Patients with severe dry eye can often feel miserable. Imagine feeling a painful sandy sensation grate over the front of your eye every time you blinked. Any innovation that helps is priceless to these patients and their doctors who yearn for better treatments for this frustrated patients.
I came across this article today about Lipiflow in Europe. It has some interesting points. The key concern I have with Lipiflow is the cost for the treatment. It costs about $1700-$2200 in the Washington DC area. In the last few years I’ve noted of those patients who have had Lipiflow (either before they first saw me or after I referred them to a Lipiflow center–of which I have no stock or financial interest in), about 50% of patients love it but 50% said it did nothing to help their symptoms.
We try to warn patients that there is no 100% money-back guarantee with Lipiflow (we do not own the machine and refer to a center if a patient wants Lipiflow) or any of the innovative dry eye treatments which is frustrating for everyone. Still, though, in cases of desperation, patients are willing to try anything to provide relief.
I have been following over the years patient’s suggestions on dry eye care at Dry Eye Zone.
An easy paper presentation for a med student would be to review Dry Eye Zone and other online sites to see what is the average perception of all the different dry eye treatments. If anyone out there feels compelled to do this research or write the code to extract this information from such sites, please let me know.
I have started a database of my dry eye patients to see what are our successes thus far.
In my 19 year career I have noted the following:
1. I have only 2 patients out of at least 250 who said Autologous Serum did not help at all. The vast majority have had a significant improvement to the point that many have called it their “miracle drop.”Additionally, I used to think that Autologous Serum should only be reserved for severe Sjogrens or Rheumatoid Arthritis patients but I have found it works really well for those patients who do not have autoimmune disorders as the cause of their dry eye. The downside is the need to have a blood draw every 3-4 months and the cost. Currently we charge about $275-$350 depending on amount, & type created.
2. I have been pleasantly surprised by the effectiveness of Intraductal Gland Probing. I was not expecting such a dramatic improvement in some of my patients. 1 out of over 50 patients has said it did not help at all. This was likely due to the extensive scarring present in this patient’s glands that allowed us to show the patient that there is almost no oil production from this patient’s meibomian glands. One of the best things about Intraductal Gland Probing is being able to videotape the procedure to show the patient their meibomian glands, count how many are open or closed, and show the patient the quality of their oil production as it is expressed from the glands.
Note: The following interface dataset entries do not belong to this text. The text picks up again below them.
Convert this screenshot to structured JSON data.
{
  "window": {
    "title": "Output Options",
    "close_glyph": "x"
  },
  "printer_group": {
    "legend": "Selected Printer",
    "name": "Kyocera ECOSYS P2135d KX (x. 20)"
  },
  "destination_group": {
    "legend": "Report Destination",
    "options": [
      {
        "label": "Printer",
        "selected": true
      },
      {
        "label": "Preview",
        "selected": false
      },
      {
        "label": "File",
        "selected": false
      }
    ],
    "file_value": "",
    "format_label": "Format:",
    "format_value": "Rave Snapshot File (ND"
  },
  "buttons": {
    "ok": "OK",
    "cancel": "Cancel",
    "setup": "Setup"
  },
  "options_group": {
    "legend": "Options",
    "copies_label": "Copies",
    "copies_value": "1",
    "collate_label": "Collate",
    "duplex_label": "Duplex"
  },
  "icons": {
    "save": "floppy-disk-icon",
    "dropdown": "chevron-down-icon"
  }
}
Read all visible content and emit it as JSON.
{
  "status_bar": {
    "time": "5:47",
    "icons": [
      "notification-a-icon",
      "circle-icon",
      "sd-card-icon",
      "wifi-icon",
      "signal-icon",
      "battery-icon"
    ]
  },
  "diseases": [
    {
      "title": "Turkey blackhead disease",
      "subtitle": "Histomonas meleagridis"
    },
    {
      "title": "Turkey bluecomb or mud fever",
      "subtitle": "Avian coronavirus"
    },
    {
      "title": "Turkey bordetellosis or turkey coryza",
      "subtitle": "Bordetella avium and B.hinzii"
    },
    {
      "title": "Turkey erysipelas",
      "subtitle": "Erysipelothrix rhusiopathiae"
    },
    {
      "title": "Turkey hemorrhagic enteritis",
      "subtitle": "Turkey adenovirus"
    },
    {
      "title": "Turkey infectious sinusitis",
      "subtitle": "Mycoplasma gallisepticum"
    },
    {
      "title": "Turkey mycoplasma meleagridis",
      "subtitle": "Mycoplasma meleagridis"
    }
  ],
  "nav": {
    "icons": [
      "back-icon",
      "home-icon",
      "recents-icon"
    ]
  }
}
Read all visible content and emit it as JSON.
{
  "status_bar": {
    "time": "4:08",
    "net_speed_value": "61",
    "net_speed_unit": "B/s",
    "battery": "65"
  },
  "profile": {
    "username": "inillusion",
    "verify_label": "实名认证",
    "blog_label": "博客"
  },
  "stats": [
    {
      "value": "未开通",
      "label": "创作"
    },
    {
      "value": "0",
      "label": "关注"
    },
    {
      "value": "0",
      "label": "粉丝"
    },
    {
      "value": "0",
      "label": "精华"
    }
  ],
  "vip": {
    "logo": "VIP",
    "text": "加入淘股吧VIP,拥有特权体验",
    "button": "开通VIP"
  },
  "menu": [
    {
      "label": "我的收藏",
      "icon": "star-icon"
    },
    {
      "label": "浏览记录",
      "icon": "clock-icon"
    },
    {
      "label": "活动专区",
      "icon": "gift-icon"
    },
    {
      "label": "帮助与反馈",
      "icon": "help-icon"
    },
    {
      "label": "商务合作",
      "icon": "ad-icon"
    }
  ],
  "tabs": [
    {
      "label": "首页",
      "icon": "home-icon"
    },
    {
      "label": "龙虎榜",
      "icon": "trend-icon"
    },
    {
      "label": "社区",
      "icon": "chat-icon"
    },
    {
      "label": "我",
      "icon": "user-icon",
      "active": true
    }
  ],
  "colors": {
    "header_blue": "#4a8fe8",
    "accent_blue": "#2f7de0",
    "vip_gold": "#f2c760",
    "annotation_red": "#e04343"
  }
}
The biggest downside of IGP is the discomfort involved: I have had to inject lidocaine into the lid in 2 out of the 50 patients due to significant discomfort. The other downside is the cost: range about $250-300 per EYELID. Each eyelid can take between 15-20 minutes and a specialized cannula is used to enter each gland if possible. Again there is no guarantee it will work but it definitely gives the surgeon and patient the most information about the status of the patency and oil production of each gland: this information in my mind is priceless as it gives the patients more information about their long term prognosis.
3. I have not been impressed by Lipiflow and hope more innovations are coming soon.
4. I have been impressed with Testosterone cream & drops (Leiters Pharmacy). Thus far 4 patients out of 4 have felt an improvement.
5. Restasis: again it depends on when patients use it. If patients have truly followed the first 3 steps on my step ladder, particularly the warm/hot compresses & the cleaning with Tea Tree Oil, then the use of Restasis helps in about 70% of my patients. If they have not done the cleaning and steps 1-2, the effectiveness of Restasis is closer to 30% and these patients are much more likely to give up on Restasis before the 3 month mark, which is often truly needed for Restasis to start to have a positive effect on a patient’s symptoms.
So these are some thoughts on some of the treatments we use daily for our dry eye patients.
Lipiflow is definitely on to a great idea.
The best dry eye machine would the likely following:
1. Heat the eyelids even warmer for 10-15 minutes then
2. Use microscopic probes as we use for Intraductal Gland Probing and enter each gland with laser precision and possibly inject a little steroid in those glands that are scarred or were scarred prior to being popped open.
3. Then massage the eyelid with a milking-type apparatus
Still though, we live in the best time in history to have dry eyes!
Sandra Lora Cremers, MD, FACS